• Task statement: Would you copy the lines below exactly and omit the images?

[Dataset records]
---------------

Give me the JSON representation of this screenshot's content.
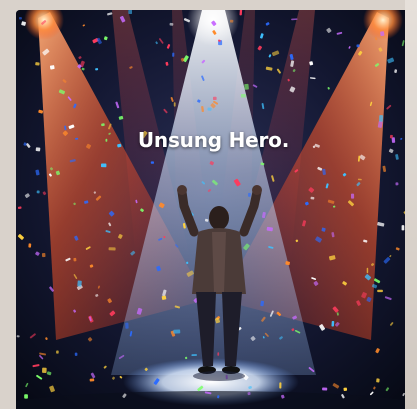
{
  "poster": {
    "title": "Unsung Hero."
  },
  "colors": {
    "background": "#0b1020",
    "spotlight_white": "#e8f4ff",
    "spotlight_orange": "#ff6a2a",
    "confetti": [
      "#ff3b5c",
      "#ffd23f",
      "#3ec1ff",
      "#7cff6b",
      "#ff8a2a",
      "#c86bff",
      "#ffffff",
      "#2b6bff"
    ]
  }
}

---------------

• Response for this exercise:
Give me the JSON representation of this screenshot's content.
{
  "poster": {
    "title": "Unsung Hero."
  },
  "colors": {
    "background": "#0b1020",
    "spotlight_white": "#e8f4ff",
    "spotlight_orange": "#ff6a2a",
    "confetti": [
      "#ff3b5c",
      "#ffd23f",
      "#3ec1ff",
      "#7cff6b",
      "#ff8a2a",
      "#c86bff",
      "#ffffff",
      "#2b6bff"
    ]
  }
}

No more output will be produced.